Filter the entries below, keeping only lines with the word "JSON".

· · · · · · ·

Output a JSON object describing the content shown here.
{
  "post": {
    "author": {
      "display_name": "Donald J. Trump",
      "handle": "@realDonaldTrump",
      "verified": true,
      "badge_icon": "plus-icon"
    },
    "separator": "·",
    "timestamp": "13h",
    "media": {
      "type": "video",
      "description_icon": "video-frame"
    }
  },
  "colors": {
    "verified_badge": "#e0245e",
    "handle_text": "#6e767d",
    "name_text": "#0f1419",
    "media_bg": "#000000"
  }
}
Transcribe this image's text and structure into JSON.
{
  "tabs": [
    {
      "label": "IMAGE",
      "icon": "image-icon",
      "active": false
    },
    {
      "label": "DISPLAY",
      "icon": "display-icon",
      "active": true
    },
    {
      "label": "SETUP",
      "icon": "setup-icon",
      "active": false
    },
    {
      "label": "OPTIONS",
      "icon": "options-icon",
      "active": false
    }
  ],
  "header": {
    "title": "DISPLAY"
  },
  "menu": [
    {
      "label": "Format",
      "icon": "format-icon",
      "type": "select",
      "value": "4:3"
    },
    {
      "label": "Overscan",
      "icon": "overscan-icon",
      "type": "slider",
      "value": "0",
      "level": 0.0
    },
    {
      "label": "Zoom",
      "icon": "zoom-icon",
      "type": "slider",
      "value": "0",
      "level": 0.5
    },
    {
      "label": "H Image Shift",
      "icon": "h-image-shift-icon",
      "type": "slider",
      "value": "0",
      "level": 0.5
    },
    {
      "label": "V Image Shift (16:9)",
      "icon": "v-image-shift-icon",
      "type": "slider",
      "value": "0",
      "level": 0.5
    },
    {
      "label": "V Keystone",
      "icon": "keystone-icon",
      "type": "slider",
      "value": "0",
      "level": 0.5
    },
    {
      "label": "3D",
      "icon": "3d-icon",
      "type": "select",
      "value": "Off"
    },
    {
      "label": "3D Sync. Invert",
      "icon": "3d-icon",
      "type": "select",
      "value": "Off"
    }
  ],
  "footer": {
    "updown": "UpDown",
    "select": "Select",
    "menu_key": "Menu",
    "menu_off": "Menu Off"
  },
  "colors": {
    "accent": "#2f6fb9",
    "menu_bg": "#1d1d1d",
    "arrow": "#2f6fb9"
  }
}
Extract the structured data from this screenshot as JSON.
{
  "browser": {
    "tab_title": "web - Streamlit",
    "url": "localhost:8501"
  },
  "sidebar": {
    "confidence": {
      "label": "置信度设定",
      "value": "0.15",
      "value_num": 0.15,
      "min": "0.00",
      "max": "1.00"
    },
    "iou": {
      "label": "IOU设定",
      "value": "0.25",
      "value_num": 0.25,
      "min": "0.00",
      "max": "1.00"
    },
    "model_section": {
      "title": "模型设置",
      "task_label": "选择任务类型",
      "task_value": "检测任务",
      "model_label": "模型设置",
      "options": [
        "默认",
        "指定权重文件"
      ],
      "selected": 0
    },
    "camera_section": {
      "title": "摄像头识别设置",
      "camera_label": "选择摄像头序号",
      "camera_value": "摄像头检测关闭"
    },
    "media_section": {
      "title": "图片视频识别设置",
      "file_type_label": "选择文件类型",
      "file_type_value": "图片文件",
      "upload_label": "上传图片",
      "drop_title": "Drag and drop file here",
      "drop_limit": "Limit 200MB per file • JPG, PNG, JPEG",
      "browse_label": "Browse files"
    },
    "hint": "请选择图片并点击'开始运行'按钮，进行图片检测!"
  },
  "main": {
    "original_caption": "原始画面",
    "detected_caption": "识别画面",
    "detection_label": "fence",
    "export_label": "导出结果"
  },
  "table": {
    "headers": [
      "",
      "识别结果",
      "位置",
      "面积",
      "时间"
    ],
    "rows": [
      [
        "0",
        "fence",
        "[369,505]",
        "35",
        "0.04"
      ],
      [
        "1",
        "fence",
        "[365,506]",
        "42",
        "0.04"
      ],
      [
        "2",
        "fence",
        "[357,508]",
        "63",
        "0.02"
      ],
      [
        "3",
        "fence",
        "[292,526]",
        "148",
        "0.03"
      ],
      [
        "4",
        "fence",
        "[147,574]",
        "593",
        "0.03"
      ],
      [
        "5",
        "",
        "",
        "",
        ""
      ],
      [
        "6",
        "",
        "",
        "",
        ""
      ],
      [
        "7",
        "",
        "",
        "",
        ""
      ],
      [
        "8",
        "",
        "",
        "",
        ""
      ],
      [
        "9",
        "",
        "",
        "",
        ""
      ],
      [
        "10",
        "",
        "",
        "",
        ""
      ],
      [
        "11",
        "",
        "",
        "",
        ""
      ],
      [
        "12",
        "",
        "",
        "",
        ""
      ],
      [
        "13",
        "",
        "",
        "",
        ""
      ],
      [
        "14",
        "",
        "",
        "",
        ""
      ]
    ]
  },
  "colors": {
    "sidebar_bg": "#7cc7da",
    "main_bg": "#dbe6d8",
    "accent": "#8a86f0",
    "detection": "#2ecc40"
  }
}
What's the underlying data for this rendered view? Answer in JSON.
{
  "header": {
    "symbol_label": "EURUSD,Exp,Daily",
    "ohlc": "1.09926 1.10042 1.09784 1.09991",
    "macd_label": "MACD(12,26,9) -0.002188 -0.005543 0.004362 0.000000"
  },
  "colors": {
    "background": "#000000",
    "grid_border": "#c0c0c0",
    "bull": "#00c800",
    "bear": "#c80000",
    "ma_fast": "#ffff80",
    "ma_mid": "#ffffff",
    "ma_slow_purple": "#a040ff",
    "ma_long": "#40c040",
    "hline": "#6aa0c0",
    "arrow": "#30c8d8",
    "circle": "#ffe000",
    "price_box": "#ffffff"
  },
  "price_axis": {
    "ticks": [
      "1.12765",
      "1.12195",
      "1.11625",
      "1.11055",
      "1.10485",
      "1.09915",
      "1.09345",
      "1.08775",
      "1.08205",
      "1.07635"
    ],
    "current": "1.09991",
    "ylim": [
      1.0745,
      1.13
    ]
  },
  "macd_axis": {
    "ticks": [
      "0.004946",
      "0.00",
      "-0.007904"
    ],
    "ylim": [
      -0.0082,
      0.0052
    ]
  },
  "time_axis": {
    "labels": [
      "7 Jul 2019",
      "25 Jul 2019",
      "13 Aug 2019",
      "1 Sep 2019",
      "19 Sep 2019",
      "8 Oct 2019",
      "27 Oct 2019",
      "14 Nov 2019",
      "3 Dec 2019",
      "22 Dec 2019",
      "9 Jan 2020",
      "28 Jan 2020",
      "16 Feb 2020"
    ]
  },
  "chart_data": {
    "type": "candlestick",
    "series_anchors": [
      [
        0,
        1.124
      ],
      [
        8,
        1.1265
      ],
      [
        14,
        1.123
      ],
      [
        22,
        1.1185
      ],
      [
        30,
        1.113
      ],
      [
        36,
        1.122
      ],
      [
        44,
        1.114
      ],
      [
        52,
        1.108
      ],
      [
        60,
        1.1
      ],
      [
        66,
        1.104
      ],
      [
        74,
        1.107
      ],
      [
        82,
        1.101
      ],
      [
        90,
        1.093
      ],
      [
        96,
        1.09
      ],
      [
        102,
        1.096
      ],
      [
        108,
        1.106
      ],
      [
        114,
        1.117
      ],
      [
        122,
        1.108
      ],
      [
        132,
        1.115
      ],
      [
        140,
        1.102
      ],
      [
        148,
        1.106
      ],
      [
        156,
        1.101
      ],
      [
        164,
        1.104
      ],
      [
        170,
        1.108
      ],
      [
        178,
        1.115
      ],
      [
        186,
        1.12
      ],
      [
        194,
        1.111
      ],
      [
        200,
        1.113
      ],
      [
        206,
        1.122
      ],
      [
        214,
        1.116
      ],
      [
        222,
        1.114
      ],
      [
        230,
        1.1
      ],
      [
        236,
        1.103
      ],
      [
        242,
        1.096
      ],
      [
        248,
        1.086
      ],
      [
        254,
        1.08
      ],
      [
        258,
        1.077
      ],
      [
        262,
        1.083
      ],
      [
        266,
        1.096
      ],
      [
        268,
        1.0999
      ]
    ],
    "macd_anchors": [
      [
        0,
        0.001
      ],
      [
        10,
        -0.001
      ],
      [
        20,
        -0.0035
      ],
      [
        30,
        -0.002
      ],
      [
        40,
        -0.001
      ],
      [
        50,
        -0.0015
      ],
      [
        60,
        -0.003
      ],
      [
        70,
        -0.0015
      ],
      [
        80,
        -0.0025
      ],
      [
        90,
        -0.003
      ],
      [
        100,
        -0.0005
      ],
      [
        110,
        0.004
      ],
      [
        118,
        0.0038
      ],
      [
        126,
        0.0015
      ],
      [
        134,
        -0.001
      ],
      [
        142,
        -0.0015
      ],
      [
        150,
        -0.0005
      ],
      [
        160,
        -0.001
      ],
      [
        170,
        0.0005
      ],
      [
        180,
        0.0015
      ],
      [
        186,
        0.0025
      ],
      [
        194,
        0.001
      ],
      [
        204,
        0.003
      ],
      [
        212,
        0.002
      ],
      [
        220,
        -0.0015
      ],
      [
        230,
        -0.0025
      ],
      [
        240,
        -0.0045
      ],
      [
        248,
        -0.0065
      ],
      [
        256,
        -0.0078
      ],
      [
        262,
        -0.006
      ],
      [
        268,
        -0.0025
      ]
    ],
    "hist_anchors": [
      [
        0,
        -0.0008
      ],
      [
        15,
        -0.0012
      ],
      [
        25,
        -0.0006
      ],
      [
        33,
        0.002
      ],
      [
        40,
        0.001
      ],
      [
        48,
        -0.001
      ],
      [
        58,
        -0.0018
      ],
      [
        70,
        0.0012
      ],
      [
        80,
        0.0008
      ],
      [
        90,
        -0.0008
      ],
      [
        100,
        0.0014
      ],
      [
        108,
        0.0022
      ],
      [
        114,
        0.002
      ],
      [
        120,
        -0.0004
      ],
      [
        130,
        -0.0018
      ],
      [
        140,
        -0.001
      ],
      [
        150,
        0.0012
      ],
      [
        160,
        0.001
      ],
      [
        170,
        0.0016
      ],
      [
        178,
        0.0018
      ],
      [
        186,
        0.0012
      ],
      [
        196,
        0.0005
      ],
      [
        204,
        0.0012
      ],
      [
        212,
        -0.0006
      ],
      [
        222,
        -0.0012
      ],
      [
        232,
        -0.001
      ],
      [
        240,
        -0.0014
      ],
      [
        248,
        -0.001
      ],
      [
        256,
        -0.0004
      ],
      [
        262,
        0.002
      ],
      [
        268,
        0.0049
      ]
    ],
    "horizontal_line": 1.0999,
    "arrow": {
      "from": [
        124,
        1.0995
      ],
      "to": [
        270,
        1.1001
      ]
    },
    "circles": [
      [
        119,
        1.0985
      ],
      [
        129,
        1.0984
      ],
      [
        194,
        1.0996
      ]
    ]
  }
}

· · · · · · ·

• **ANSWER SPACE**:
Output a JSON object describing the content shown here.
Transcribe this image's text and structure into JSON.
Extract the structured data from this screenshot as JSON.
What's the underlying data for this rendered view? Answer in JSON.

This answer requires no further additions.